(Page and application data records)
++++++++++++++++++++
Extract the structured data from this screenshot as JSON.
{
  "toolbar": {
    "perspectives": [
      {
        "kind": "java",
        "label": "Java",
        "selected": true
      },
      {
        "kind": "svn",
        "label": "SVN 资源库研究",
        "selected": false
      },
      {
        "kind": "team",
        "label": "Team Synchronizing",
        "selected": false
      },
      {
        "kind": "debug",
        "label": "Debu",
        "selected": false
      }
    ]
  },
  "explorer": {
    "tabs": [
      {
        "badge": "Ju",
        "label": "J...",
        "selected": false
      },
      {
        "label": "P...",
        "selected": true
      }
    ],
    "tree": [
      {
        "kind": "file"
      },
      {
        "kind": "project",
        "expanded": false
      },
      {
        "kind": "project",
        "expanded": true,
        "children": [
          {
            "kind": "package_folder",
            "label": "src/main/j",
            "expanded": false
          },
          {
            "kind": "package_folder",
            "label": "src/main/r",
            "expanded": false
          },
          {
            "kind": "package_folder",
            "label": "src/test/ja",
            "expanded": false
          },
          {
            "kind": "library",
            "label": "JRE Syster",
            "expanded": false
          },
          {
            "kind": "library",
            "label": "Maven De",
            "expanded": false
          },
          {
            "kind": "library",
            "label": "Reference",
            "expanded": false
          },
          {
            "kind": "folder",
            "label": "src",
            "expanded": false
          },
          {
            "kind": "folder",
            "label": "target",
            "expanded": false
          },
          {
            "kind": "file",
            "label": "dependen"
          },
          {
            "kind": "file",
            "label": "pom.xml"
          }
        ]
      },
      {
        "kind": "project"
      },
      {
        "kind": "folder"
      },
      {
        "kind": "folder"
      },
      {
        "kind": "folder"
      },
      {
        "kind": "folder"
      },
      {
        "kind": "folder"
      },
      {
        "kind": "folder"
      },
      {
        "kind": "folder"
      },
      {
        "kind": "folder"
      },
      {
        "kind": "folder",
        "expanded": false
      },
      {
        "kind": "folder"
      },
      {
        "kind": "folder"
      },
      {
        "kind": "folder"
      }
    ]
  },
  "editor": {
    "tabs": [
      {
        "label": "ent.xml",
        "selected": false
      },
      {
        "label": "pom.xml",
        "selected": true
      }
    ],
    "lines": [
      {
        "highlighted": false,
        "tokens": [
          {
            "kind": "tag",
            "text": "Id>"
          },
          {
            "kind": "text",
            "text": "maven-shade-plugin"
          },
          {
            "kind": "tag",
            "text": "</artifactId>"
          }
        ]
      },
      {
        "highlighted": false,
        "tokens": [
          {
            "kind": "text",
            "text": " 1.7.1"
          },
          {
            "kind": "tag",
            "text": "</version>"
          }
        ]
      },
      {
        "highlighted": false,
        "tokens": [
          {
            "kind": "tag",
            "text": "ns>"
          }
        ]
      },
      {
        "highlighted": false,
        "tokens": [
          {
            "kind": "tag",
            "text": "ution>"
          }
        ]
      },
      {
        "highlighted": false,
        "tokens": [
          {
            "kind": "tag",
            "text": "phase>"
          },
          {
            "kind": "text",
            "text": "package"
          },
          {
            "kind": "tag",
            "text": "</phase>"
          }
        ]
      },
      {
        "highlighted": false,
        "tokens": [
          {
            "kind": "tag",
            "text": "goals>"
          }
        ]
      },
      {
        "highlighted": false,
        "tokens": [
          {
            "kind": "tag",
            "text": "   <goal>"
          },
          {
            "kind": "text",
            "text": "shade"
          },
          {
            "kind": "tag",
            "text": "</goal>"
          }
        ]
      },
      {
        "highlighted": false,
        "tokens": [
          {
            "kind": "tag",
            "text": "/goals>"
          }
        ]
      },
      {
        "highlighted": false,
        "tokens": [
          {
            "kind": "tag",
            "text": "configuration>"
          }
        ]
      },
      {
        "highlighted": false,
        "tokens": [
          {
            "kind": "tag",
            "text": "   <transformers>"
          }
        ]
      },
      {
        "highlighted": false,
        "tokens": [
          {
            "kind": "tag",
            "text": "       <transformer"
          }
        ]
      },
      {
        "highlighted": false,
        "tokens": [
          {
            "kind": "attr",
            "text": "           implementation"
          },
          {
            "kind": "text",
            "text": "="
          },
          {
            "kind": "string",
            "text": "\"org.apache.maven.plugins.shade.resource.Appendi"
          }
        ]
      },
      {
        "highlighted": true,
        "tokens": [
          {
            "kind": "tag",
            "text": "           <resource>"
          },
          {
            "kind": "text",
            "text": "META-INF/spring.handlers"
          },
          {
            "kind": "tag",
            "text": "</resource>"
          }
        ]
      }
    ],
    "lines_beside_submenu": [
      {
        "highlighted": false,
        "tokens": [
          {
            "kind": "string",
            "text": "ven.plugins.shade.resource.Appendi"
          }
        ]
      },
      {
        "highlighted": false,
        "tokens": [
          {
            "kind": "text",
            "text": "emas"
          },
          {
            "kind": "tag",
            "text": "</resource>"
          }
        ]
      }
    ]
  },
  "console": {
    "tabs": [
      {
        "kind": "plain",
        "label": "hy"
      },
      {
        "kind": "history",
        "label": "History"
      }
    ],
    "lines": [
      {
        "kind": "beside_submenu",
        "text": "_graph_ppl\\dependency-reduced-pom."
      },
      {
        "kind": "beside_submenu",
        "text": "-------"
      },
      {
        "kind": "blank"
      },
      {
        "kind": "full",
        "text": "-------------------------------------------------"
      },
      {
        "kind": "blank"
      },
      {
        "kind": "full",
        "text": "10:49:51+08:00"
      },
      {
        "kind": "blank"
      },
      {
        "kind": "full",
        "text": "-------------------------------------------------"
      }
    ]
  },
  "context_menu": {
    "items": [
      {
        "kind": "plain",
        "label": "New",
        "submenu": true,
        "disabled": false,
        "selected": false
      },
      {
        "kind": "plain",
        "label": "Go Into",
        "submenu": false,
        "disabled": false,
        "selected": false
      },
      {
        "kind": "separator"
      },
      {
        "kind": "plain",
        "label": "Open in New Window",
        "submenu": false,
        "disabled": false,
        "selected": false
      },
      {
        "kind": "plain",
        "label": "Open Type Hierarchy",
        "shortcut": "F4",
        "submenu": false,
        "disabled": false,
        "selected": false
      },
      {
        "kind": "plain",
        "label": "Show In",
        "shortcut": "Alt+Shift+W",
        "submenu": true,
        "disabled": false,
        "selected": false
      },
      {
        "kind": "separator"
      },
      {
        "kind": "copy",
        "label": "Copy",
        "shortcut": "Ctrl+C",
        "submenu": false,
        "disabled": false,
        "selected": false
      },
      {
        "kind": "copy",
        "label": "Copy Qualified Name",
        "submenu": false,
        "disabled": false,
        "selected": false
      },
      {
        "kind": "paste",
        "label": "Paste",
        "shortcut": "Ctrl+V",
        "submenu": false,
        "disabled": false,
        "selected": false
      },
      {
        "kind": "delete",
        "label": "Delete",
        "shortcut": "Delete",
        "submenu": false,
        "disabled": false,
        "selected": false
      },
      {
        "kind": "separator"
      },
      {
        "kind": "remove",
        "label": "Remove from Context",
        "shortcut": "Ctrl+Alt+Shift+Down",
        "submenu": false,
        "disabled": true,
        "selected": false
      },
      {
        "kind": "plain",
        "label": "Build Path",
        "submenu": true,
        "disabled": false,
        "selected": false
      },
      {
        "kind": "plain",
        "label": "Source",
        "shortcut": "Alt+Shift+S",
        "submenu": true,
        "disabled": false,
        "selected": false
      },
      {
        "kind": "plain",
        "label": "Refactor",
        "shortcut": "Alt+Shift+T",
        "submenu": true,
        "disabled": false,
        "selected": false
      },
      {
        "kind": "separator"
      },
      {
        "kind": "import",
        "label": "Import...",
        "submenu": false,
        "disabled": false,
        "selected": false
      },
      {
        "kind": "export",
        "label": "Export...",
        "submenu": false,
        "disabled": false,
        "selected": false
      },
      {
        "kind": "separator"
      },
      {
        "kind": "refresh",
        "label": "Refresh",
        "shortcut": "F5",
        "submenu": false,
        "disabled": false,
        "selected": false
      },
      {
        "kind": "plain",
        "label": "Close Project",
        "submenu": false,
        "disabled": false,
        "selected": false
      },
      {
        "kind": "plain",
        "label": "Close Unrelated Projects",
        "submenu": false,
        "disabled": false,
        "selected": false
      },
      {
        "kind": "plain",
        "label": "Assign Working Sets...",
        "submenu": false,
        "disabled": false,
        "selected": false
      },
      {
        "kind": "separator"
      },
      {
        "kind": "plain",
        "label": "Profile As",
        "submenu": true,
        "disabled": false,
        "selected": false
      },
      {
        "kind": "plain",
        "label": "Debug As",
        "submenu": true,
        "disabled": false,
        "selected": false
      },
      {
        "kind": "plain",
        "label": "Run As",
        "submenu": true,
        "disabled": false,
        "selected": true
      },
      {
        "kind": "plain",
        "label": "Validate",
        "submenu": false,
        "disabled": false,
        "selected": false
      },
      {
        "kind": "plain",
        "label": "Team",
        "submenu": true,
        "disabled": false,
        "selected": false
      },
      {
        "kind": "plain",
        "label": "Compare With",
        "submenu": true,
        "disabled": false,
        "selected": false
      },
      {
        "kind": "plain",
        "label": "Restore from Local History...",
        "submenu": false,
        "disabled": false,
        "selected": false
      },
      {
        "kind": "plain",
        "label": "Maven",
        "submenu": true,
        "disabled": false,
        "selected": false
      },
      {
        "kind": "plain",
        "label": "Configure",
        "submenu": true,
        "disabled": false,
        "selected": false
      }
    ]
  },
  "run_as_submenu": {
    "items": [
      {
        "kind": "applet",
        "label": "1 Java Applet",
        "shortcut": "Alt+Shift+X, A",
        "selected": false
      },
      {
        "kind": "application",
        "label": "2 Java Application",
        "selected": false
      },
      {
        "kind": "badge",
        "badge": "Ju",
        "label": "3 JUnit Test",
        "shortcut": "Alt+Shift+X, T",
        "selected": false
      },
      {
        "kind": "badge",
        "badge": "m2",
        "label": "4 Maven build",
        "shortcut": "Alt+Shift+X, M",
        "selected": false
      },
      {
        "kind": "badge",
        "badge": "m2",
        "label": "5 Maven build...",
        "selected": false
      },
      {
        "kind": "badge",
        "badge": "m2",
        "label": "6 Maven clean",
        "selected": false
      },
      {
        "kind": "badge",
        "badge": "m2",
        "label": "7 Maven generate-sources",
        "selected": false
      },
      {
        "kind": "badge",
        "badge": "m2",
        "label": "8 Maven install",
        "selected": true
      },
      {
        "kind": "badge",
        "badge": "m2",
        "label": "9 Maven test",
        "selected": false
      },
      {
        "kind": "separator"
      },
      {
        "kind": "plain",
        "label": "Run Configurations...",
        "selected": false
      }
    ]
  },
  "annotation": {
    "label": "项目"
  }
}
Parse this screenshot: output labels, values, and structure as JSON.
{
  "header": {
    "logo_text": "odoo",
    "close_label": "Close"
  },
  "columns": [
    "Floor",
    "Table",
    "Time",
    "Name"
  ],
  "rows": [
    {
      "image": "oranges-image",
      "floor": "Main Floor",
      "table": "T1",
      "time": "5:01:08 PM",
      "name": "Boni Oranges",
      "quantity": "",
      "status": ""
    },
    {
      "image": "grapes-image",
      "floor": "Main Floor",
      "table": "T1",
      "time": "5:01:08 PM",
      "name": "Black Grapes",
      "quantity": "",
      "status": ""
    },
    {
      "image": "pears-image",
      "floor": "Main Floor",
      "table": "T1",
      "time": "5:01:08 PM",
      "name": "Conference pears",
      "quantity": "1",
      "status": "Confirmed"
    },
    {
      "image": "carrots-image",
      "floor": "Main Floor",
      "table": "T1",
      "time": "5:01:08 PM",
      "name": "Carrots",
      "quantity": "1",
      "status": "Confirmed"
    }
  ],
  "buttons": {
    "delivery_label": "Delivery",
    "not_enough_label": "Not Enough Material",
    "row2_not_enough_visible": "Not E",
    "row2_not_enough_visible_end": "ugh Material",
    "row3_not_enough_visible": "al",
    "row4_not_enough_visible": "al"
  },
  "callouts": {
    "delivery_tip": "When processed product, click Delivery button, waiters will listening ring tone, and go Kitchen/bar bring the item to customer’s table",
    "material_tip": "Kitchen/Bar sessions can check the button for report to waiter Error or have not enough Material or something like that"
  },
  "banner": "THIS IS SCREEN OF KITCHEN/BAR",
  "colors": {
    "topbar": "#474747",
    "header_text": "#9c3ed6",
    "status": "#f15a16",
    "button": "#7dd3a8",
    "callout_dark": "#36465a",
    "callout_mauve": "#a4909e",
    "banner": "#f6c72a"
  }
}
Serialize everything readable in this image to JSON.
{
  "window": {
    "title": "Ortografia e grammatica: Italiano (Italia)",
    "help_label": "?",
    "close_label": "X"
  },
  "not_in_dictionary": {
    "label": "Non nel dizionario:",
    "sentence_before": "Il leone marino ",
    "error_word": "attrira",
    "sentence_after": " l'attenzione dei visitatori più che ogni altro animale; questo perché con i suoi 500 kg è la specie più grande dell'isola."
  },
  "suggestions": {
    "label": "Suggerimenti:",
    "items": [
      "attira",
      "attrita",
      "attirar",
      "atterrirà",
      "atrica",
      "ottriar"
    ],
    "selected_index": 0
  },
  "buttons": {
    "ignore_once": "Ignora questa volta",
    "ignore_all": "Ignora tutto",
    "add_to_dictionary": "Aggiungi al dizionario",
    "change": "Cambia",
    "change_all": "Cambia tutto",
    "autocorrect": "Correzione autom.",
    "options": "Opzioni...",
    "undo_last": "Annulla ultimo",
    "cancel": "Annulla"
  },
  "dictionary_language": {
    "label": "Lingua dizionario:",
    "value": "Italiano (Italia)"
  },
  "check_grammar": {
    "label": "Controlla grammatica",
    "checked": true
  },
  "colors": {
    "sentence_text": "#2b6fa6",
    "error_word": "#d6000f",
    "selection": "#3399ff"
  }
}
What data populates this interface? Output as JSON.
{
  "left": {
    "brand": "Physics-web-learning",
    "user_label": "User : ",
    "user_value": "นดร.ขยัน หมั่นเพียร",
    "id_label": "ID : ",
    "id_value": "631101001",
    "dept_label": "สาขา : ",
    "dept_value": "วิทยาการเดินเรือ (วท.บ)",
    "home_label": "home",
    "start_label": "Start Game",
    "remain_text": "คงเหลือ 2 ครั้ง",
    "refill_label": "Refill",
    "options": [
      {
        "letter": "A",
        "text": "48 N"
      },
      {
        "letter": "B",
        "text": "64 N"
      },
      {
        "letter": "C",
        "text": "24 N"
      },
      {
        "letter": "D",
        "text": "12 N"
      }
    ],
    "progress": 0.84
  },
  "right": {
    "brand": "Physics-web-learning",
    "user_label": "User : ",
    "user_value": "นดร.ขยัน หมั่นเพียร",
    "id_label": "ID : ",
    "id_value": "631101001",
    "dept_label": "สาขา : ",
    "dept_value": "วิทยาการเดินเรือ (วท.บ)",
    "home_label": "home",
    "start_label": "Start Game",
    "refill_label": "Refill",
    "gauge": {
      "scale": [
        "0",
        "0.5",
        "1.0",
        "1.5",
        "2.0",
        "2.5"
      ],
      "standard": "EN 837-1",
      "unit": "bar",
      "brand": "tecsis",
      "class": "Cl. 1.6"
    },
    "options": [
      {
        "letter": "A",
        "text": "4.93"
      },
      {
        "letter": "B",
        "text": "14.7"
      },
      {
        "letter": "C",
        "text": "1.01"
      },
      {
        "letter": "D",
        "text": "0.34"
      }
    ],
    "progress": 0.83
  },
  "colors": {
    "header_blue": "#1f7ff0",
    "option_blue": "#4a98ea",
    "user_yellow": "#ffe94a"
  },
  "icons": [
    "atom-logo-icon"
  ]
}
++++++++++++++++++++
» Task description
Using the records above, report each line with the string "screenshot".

» Exercise response
Extract the structured data from this screenshot as JSON.
Parse this screenshot: output labels, values, and structure as JSON.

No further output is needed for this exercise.